In October of 2016, the Obama administration tried to address the issue by revising federal regulations to make it easier to be accepted into teacher preparedness programs. The hope was that doing so would attract more diverse talent, but to critics it was a slap in the face.
“It’s such a tremendously insulting move to African Americans and Latinos to say, ‘We want you to come into the profession so badly, and the only way we can make that happen is if we have no standards.’ I can’t imagine what that does to someone’s psyche,” Kate Walsh, president of the National Council on Teacher Quality, told the Hechinger Report. “We do a tremendous disservice to think that the way to diversify the teaching profession is to lower the bar.”

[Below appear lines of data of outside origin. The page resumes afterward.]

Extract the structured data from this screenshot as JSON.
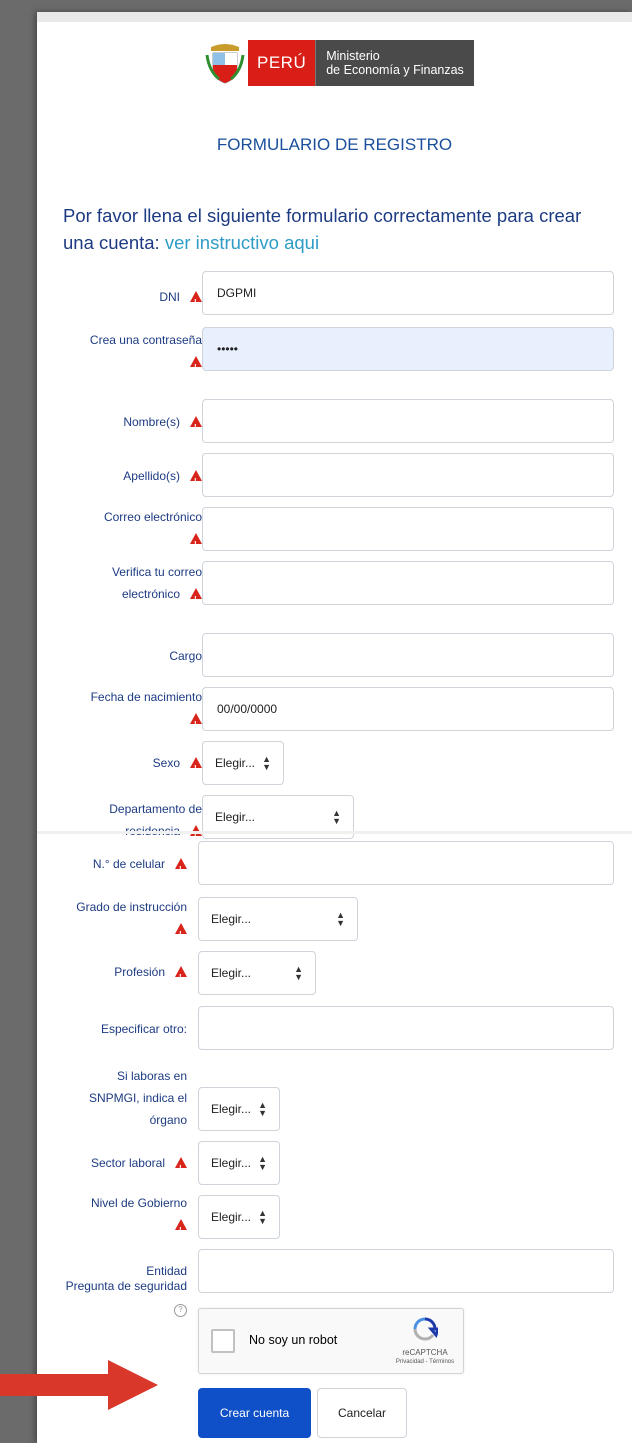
{
  "header": {
    "logo_peru": "PERÚ",
    "logo_ministry_line1": "Ministerio",
    "logo_ministry_line2": "de Economía y Finanzas"
  },
  "form": {
    "title": "FORMULARIO DE REGISTRO",
    "intro": "Por favor llena el siguiente formulario correctamente para crear una cuenta:",
    "intro_link": "ver instructivo aqui",
    "fields": {
      "dni": {
        "label": "DNI",
        "value": "DGPMI"
      },
      "password": {
        "label": "Crea una contraseña",
        "value": "•••••"
      },
      "nombre": {
        "label": "Nombre(s)",
        "value": ""
      },
      "apellido": {
        "label": "Apellido(s)",
        "value": ""
      },
      "correo": {
        "label": "Correo electrónico",
        "value": ""
      },
      "verifica_correo": {
        "label": "Verifica tu correo electrónico",
        "value": ""
      },
      "cargo": {
        "label": "Cargo",
        "value": ""
      },
      "fecha": {
        "label": "Fecha de nacimiento",
        "value": "00/00/0000"
      },
      "sexo": {
        "label": "Sexo",
        "value": "Elegir..."
      },
      "departamento": {
        "label": "Departamento de residencia",
        "value": "Elegir..."
      },
      "celular": {
        "label": "N.° de celular",
        "value": ""
      },
      "grado": {
        "label": "Grado de instrucción",
        "value": "Elegir..."
      },
      "profesion": {
        "label": "Profesión",
        "value": "Elegir..."
      },
      "otro": {
        "label": "Especificar otro:",
        "value": ""
      },
      "snpmgi": {
        "label": "Si laboras en SNPMGI, indica el órgano",
        "value": "Elegir..."
      },
      "sector": {
        "label": "Sector laboral",
        "value": "Elegir..."
      },
      "nivel": {
        "label": "Nivel de Gobierno",
        "value": "Elegir..."
      },
      "entidad": {
        "label": "Entidad",
        "value": ""
      },
      "pregunta": {
        "label": "Pregunta de seguridad"
      }
    },
    "captcha": {
      "text": "No soy un robot",
      "brand": "reCAPTCHA",
      "links": "Privacidad - Términos"
    },
    "buttons": {
      "submit": "Crear cuenta",
      "cancel": "Cancelar"
    }
  },
  "colors": {
    "primary": "#0f4fc8",
    "title": "#1a4f9c",
    "warning": "#d9241b",
    "arrow": "#d9372a",
    "logo_red": "#d91e18"
  }
}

By focusing solely on attracting minorities to teaching, the government and outside organizations do a disservice to the ones who are already in the classroom, argue critics. The numbers bear this out: Black and Latino teachers leave their jobs at higher rates than their white coworkers.
One reason could be the conditions in which minority teachers find themselves. A report by the Brookings Institution found that these teachers are siphoned into schools with more curriculum problems and poor funding, resulting in longer hours compared to white teachers in more well-funded schools. Take Teach for America, for example; turnover among its participants has been a consistent problem for the nonprofit, which trains and places high-performing college graduates into some of America’s most problematic schools.
The good news is that some programs, like BranchEd where Herring works, are starting to direct efforts at keeping minorities in the profession by exposing prospective teachers to other aspects of the job, such as what it’s like working with poverty-stricken kids in underfunded schools. In addition, BranchEd partners with educator-training programs that enroll the most non-white candidates, such as historically black colleges and universities and other minority-serving institutions.
The black, Latino and Asian teachers that graduate from MSIs, says Herring, are staying in their jobs longer than their traditionally educated peers. She credits the success of these institutions to a “special sauce” that emphasizes student outcomes and supporting students’ emotional integrity rather than focusing solely on course and curriculum development. Through BranchEd, Herring is sharing that recipe of success with other organizations, which includes giving candidates a trial-by-fire lesson in teaching a class and then getting feedback — a model she calls “learning by doing.”
“The problem [of hiring and retaining minority teachers] is a bit gargantuan, and every program and school is trying to address it by taking different approaches, but we need to become more unified,” she says. “We see success in what we’re doing at BranchEd, which is hoping to simplify the MSI model for other institutions to learn from.”
But despite the efforts of organizations like NYC Men Teach and BranchEd, advocates are worried that the progress that’s being made won’t be enough, at least in the immediate future.
“We think of the work of transforming the field of education as generational; it’s not a shift that happens within a year or five years,” says Peter Fishman, vice president of strategy with Deans for Impact. “It takes 10, 15, 30 years before you see the true impact.”
Nonetheless, he says, there is hope that current teachers of color will at least spark aspiring students to continue in the career path of their favorite teacher. “When you achieve [teacher diversity], you’re impacting one student of color and then inspiring them to do the same, and so forth. It becomes a bit of a virtuous cycle.”